TASK DETAILS :: Every line below that holds the word "expanded" must be listed.

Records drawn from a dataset
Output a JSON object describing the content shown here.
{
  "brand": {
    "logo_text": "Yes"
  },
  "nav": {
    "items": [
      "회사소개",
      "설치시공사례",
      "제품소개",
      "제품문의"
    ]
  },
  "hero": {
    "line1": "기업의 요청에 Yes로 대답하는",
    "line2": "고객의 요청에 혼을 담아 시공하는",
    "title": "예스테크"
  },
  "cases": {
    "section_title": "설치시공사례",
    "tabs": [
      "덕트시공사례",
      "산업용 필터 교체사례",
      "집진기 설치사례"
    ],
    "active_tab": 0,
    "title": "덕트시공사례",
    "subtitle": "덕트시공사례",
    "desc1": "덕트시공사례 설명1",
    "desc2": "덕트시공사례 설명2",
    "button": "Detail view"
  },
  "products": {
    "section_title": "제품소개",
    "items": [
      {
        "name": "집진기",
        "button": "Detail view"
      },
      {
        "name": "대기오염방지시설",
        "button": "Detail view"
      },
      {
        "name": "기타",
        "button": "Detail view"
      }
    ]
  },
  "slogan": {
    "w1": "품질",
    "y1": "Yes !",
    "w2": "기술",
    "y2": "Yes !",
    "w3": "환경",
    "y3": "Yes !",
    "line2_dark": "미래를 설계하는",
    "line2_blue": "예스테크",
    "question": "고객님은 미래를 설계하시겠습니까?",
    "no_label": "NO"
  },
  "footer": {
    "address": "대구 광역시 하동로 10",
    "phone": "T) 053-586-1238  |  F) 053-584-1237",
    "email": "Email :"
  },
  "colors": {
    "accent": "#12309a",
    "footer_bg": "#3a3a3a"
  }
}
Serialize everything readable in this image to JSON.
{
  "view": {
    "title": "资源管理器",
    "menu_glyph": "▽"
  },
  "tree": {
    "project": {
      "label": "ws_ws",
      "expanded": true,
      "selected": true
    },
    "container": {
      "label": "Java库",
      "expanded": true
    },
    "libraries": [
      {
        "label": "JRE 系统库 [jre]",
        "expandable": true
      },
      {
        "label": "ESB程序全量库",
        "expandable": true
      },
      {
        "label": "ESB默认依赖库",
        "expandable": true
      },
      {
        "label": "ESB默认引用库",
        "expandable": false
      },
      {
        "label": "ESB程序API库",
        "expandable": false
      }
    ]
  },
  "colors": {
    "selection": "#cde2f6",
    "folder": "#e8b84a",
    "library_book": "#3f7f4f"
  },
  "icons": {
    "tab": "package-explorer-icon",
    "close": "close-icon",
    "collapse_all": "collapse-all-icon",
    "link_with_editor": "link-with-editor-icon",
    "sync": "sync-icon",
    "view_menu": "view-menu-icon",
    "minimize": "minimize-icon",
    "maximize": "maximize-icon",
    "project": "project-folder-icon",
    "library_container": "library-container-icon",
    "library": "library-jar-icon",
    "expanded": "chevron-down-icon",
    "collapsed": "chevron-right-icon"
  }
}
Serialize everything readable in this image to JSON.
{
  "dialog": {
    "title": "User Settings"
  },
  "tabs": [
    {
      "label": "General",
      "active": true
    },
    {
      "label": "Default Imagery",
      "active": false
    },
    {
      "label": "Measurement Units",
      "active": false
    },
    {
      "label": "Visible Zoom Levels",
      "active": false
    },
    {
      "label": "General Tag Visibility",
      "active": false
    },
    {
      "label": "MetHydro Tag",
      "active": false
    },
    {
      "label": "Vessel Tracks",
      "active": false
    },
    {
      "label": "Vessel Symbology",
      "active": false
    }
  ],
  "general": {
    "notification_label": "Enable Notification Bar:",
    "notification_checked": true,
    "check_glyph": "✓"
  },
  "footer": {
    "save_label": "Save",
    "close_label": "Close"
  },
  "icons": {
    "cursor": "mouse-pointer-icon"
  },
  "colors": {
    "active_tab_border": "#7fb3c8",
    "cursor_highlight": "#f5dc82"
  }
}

SOLUTION TO THIS PROBLEM ::
      "expanded": true,
      "expanded": true
    "expanded": "chevron-down-icon",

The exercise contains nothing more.